BEGIN Extracted information

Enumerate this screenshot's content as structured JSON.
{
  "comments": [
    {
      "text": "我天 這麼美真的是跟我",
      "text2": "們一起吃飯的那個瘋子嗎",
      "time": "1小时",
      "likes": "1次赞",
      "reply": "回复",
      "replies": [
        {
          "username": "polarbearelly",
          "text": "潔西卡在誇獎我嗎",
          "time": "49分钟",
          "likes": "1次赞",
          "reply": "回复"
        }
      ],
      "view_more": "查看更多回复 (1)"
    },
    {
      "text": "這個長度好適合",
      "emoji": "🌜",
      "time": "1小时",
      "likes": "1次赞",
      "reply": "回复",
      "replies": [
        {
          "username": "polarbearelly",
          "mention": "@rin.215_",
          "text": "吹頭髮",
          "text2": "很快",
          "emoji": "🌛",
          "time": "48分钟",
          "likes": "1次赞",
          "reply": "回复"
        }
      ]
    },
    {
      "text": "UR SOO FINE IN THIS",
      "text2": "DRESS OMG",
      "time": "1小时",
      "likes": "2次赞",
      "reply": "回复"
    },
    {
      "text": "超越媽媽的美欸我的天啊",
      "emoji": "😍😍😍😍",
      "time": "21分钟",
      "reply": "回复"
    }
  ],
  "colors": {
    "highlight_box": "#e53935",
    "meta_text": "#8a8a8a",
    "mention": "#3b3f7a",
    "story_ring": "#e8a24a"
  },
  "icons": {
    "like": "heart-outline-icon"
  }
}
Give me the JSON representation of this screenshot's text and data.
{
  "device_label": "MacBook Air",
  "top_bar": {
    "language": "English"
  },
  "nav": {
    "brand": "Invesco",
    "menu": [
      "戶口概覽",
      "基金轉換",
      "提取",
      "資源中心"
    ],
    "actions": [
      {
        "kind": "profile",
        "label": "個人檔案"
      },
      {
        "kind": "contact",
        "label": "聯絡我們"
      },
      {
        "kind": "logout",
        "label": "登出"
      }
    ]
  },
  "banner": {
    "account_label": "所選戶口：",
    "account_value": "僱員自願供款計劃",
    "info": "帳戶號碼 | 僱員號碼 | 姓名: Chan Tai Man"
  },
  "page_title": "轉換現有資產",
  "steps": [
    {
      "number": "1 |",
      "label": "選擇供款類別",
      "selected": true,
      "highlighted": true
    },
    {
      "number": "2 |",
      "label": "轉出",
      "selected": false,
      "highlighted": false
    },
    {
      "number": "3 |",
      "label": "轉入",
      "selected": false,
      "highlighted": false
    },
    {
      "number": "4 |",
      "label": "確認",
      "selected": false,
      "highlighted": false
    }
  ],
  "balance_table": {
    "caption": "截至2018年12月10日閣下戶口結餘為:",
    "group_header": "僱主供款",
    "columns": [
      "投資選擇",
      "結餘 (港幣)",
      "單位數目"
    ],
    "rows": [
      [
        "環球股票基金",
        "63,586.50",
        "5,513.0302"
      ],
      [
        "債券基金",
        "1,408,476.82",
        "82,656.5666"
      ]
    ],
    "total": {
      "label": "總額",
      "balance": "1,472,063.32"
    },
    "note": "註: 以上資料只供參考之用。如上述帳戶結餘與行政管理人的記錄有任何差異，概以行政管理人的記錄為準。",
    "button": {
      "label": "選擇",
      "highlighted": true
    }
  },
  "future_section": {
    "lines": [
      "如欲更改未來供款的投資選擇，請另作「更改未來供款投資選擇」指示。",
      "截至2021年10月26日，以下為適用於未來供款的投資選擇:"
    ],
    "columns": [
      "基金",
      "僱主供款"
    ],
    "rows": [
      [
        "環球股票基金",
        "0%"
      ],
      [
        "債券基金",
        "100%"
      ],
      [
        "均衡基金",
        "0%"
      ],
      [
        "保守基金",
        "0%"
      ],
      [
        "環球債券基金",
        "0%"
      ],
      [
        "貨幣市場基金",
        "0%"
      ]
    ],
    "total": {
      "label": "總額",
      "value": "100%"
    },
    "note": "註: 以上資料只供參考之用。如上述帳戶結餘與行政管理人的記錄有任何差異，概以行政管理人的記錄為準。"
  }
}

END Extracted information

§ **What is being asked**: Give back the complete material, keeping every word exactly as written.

§ **Result**:
Enumerate this screenshot's content as structured JSON.
{
  "comments": [
    {
      "text": "我天 這麼美真的是跟我",
      "text2": "們一起吃飯的那個瘋子嗎",
      "time": "1小时",
      "likes": "1次赞",
      "reply": "回复",
      "replies": [
        {
          "username": "polarbearelly",
          "text": "潔西卡在誇獎我嗎",
          "time": "49分钟",
          "likes": "1次赞",
          "reply": "回复"
        }
      ],
      "view_more": "查看更多回复 (1)"
    },
    {
      "text": "這個長度好適合",
      "emoji": "🌜",
      "time": "1小时",
      "likes": "1次赞",
      "reply": "回复",
      "replies": [
        {
          "username": "polarbearelly",
          "mention": "@rin.215_",
          "text": "吹頭髮",
          "text2": "很快",
          "emoji": "🌛",
          "time": "48分钟",
          "likes": "1次赞",
          "reply": "回复"
        }
      ]
    },
    {
      "text": "UR SOO FINE IN THIS",
      "text2": "DRESS OMG",
      "time": "1小时",
      "likes": "2次赞",
      "reply": "回复"
    },
    {
      "text": "超越媽媽的美欸我的天啊",
      "emoji": "😍😍😍😍",
      "time": "21分钟",
      "reply": "回复"
    }
  ],
  "colors": {
    "highlight_box": "#e53935",
    "meta_text": "#8a8a8a",
    "mention": "#3b3f7a",
    "story_ring": "#e8a24a"
  },
  "icons": {
    "like": "heart-outline-icon"
  }
}
Give me the JSON representation of this screenshot's text and data.
{
  "device_label": "MacBook Air",
  "top_bar": {
    "language": "English"
  },
  "nav": {
    "brand": "Invesco",
    "menu": [
      "戶口概覽",
      "基金轉換",
      "提取",
      "資源中心"
    ],
    "actions": [
      {
        "kind": "profile",
        "label": "個人檔案"
      },
      {
        "kind": "contact",
        "label": "聯絡我們"
      },
      {
        "kind": "logout",
        "label": "登出"
      }
    ]
  },
  "banner": {
    "account_label": "所選戶口：",
    "account_value": "僱員自願供款計劃",
    "info": "帳戶號碼 | 僱員號碼 | 姓名: Chan Tai Man"
  },
  "page_title": "轉換現有資產",
  "steps": [
    {
      "number": "1 |",
      "label": "選擇供款類別",
      "selected": true,
      "highlighted": true
    },
    {
      "number": "2 |",
      "label": "轉出",
      "selected": false,
      "highlighted": false
    },
    {
      "number": "3 |",
      "label": "轉入",
      "selected": false,
      "highlighted": false
    },
    {
      "number": "4 |",
      "label": "確認",
      "selected": false,
      "highlighted": false
    }
  ],
  "balance_table": {
    "caption": "截至2018年12月10日閣下戶口結餘為:",
    "group_header": "僱主供款",
    "columns": [
      "投資選擇",
      "結餘 (港幣)",
      "單位數目"
    ],
    "rows": [
      [
        "環球股票基金",
        "63,586.50",
        "5,513.0302"
      ],
      [
        "債券基金",
        "1,408,476.82",
        "82,656.5666"
      ]
    ],
    "total": {
      "label": "總額",
      "balance": "1,472,063.32"
    },
    "note": "註: 以上資料只供參考之用。如上述帳戶結餘與行政管理人的記錄有任何差異，概以行政管理人的記錄為準。",
    "button": {
      "label": "選擇",
      "highlighted": true
    }
  },
  "future_section": {
    "lines": [
      "如欲更改未來供款的投資選擇，請另作「更改未來供款投資選擇」指示。",
      "截至2021年10月26日，以下為適用於未來供款的投資選擇:"
    ],
    "columns": [
      "基金",
      "僱主供款"
    ],
    "rows": [
      [
        "環球股票基金",
        "0%"
      ],
      [
        "債券基金",
        "100%"
      ],
      [
        "均衡基金",
        "0%"
      ],
      [
        "保守基金",
        "0%"
      ],
      [
        "環球債券基金",
        "0%"
      ],
      [
        "貨幣市場基金",
        "0%"
      ]
    ],
    "total": {
      "label": "總額",
      "value": "100%"
    },
    "note": "註: 以上資料只供參考之用。如上述帳戶結餘與行政管理人的記錄有任何差異，概以行政管理人的記錄為準。"
  }
}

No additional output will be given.